Wednesday, June 24, 2009
By Jessica Ravitz for CNN,
"A 14-year-old girl stoops and screams above the body of a Kent State
University student killed in 1970 by an Ohio National Guardsman.
A police chief aims his gun at a Vietcong prisoner's head in 1968,
just before executing him on a Saigon, Vietnam, street.
And in 1989, an unarmed man in Beijing, China, stands defiantly in
front of a column of tanks as they rolled into Tiananmen Square.
These are iconic images, the kinds of shots that changed the way
people viewed history as it unfolded. They put human faces on
conflicts and became rallying cries for movements, inspiring those who
But while these photographs -- chronicling a single, silent moment --
were taken by seasoned photographers, two of whom won Pulitzer Prizes,
this time amateur cell phone video is grabbing worldwide attention. It
captures the death of a young woman named Neda Agha-Soltan,

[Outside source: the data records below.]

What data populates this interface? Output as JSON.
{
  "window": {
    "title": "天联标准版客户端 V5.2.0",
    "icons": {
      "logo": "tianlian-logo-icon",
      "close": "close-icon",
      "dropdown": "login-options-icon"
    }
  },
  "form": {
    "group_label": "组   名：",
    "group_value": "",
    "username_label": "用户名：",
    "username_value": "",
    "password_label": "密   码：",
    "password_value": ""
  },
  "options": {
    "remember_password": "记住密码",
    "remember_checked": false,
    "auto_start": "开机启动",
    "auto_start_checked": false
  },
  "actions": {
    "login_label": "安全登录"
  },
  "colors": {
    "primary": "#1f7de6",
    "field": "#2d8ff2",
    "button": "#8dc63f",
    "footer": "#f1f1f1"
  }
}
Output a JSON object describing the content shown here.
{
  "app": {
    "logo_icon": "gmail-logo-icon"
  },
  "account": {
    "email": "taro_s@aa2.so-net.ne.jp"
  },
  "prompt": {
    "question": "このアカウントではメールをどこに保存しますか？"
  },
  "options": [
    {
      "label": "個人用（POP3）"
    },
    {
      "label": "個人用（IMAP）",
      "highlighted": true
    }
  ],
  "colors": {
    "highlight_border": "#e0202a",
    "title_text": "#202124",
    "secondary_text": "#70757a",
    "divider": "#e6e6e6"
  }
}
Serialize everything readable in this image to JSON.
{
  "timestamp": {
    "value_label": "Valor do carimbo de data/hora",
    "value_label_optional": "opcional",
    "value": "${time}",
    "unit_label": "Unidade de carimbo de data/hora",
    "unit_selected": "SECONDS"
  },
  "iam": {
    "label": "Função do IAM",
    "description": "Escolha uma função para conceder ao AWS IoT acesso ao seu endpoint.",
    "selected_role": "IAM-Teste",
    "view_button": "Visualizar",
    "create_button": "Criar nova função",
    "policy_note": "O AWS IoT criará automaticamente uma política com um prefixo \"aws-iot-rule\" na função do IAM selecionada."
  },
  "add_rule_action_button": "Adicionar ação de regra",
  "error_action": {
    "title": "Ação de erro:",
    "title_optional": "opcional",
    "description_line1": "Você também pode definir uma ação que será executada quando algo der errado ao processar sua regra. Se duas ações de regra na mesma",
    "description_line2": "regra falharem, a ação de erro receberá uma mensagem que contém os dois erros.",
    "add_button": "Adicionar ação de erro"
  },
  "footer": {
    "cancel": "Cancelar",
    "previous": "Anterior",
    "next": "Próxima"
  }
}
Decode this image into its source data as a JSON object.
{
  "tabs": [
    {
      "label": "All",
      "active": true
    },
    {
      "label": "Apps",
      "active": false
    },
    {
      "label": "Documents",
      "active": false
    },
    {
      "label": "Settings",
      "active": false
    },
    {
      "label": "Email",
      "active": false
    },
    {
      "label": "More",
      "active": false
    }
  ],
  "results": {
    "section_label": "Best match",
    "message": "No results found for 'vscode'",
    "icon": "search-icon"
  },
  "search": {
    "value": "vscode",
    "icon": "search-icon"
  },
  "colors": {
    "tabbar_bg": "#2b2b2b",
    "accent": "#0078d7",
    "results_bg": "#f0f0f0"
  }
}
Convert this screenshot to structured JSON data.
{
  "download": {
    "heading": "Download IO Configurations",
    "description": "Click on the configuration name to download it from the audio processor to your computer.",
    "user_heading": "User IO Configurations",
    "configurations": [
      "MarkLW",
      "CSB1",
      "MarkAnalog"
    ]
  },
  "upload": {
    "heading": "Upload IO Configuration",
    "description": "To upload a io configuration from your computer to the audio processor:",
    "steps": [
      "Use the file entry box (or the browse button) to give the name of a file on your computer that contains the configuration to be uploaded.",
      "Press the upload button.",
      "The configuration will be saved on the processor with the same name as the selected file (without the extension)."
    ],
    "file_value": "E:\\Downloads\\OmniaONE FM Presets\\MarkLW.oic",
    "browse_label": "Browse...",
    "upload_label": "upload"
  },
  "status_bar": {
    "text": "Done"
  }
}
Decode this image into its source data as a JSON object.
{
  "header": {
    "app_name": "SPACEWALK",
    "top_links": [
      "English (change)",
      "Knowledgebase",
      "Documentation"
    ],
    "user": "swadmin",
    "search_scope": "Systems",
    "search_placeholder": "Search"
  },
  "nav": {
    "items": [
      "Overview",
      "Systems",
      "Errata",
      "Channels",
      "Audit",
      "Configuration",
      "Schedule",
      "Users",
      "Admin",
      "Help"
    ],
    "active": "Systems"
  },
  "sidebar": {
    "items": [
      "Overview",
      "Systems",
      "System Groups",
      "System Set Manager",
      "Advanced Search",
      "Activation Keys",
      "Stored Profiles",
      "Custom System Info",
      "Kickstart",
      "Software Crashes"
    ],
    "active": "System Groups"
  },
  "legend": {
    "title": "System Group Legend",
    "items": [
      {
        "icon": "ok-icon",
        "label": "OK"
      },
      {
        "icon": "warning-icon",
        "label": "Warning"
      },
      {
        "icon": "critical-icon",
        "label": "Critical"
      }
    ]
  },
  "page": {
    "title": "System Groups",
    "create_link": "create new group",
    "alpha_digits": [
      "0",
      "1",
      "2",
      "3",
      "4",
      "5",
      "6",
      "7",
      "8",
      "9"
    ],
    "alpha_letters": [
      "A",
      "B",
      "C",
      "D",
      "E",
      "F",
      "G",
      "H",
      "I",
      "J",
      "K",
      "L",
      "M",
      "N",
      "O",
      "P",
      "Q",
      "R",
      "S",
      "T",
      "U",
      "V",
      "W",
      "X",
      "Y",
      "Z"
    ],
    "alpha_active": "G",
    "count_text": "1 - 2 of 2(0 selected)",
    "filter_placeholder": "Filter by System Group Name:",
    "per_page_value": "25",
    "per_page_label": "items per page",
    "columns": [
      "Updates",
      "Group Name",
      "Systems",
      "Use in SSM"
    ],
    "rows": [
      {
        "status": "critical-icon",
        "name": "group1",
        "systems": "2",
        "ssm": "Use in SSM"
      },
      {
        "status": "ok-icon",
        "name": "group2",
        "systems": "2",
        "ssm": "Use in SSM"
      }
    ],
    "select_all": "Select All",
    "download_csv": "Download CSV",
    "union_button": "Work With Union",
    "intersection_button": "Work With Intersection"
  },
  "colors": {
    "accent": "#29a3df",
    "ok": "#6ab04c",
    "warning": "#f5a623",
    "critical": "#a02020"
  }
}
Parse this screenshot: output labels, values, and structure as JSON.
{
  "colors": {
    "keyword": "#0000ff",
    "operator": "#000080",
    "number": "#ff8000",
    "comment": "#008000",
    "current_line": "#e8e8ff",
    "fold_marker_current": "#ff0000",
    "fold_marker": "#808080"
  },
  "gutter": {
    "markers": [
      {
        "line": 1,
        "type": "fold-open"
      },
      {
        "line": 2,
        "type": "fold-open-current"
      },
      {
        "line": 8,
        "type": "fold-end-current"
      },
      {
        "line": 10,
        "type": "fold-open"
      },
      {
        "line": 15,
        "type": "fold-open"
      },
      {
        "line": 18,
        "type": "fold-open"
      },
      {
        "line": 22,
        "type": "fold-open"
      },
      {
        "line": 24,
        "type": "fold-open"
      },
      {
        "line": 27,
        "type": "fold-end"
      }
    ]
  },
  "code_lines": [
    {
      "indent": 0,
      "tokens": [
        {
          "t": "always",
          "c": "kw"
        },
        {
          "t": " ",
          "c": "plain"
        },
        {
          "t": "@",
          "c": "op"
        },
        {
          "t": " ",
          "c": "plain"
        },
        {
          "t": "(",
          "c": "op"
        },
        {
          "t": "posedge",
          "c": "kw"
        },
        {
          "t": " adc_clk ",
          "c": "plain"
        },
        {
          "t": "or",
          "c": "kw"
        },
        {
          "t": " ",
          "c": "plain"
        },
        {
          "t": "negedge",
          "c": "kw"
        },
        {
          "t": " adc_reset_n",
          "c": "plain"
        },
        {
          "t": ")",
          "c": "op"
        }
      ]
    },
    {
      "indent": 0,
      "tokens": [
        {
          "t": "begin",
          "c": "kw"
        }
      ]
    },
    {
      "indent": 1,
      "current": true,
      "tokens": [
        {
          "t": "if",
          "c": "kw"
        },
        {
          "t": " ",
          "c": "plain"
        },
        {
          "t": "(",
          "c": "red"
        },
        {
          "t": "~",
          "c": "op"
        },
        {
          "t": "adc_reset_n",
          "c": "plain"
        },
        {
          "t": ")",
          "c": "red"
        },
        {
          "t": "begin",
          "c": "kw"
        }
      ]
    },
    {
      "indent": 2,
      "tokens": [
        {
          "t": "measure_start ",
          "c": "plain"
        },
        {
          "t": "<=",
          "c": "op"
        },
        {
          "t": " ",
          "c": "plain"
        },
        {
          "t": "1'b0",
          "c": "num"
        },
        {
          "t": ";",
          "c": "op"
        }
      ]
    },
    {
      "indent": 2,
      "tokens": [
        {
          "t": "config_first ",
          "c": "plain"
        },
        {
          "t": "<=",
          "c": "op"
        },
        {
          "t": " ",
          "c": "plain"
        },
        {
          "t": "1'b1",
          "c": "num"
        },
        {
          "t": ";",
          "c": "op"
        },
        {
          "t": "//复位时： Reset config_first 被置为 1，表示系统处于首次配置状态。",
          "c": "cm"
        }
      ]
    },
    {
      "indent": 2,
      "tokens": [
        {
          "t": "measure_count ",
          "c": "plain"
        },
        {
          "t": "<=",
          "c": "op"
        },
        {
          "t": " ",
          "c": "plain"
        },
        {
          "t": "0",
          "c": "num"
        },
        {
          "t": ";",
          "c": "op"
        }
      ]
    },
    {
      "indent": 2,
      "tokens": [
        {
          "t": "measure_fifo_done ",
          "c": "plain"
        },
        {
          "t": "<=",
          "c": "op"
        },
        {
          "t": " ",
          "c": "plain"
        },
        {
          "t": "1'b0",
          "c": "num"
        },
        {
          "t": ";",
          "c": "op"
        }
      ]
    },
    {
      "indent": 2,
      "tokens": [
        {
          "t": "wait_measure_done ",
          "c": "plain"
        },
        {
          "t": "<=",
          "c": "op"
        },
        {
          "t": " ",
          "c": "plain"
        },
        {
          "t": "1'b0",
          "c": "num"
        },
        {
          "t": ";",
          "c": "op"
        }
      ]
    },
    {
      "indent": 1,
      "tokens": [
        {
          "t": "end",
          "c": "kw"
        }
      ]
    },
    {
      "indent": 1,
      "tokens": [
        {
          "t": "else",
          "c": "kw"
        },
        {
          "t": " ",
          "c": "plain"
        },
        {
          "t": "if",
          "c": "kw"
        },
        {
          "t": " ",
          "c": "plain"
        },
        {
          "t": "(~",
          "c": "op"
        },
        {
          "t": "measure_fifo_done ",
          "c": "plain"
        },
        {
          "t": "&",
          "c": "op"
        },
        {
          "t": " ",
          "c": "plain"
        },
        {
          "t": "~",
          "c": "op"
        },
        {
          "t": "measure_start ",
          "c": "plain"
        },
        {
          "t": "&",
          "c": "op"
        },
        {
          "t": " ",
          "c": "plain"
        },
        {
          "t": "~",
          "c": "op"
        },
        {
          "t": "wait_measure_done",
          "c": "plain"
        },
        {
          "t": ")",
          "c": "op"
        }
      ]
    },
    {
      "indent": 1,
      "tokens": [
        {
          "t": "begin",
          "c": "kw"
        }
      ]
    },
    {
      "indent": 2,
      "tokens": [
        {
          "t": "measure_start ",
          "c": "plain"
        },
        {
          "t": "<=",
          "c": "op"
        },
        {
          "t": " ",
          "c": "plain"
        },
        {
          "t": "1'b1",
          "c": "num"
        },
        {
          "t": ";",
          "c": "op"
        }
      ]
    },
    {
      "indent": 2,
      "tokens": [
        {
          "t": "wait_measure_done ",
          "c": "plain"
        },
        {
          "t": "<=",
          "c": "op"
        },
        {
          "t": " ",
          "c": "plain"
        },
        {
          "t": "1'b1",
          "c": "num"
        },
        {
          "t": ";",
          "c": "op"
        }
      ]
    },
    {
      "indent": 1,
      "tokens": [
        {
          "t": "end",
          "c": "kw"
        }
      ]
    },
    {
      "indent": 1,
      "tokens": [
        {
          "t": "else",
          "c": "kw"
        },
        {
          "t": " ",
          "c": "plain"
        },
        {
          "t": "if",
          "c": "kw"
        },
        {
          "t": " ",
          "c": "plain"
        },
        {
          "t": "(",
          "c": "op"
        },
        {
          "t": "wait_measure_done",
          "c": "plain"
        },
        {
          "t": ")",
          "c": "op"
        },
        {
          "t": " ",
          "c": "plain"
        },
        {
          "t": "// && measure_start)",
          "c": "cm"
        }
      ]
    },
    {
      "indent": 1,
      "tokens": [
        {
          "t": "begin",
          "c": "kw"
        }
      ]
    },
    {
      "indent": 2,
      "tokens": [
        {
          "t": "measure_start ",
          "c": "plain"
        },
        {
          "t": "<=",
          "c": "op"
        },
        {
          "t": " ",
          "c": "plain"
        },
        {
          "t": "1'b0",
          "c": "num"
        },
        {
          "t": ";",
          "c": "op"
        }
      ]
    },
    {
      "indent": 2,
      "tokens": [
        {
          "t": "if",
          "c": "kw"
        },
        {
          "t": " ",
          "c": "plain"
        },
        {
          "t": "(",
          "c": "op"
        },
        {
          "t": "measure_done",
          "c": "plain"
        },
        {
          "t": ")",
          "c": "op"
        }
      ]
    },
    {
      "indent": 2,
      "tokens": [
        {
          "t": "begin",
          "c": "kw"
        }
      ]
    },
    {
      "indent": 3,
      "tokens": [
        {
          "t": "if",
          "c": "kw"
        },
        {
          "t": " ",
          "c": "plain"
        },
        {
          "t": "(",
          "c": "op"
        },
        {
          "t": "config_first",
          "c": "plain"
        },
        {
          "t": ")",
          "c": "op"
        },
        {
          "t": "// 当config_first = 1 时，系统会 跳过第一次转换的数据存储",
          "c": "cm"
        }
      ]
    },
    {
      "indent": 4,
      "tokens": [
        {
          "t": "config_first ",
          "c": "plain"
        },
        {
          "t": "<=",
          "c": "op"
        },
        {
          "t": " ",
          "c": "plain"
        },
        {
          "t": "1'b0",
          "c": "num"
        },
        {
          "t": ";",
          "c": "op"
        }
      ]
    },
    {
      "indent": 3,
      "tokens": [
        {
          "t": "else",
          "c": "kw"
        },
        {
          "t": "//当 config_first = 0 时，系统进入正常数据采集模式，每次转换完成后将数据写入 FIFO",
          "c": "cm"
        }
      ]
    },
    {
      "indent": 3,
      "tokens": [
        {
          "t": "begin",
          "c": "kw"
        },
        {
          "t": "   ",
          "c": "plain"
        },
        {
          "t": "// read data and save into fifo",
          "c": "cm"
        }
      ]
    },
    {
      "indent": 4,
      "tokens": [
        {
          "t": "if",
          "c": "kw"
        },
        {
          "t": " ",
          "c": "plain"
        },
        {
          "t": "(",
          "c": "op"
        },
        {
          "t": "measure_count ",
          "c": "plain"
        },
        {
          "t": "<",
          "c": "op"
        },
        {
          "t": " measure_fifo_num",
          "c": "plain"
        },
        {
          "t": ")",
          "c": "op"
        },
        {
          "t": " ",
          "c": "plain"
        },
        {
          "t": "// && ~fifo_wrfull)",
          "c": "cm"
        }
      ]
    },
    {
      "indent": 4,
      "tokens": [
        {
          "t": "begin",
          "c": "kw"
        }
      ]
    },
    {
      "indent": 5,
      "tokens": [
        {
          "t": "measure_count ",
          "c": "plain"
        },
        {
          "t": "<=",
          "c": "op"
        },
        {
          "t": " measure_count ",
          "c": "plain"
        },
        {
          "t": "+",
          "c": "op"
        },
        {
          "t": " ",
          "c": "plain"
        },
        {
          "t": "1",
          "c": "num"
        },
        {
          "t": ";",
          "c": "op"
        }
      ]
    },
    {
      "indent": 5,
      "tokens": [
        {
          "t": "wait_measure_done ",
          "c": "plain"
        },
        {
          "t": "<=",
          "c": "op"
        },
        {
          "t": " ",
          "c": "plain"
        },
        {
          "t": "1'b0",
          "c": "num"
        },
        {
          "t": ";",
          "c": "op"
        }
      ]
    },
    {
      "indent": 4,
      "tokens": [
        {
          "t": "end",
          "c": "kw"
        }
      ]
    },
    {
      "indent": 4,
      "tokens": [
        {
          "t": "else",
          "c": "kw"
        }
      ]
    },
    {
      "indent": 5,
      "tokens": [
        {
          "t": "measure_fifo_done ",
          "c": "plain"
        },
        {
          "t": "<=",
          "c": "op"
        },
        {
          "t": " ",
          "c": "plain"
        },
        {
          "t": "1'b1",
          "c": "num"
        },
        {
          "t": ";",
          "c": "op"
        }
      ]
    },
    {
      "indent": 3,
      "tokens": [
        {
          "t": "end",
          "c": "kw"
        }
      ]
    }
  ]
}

galvanizing protesters in Iran and shaping perceptions of a land and
people few Westerners know."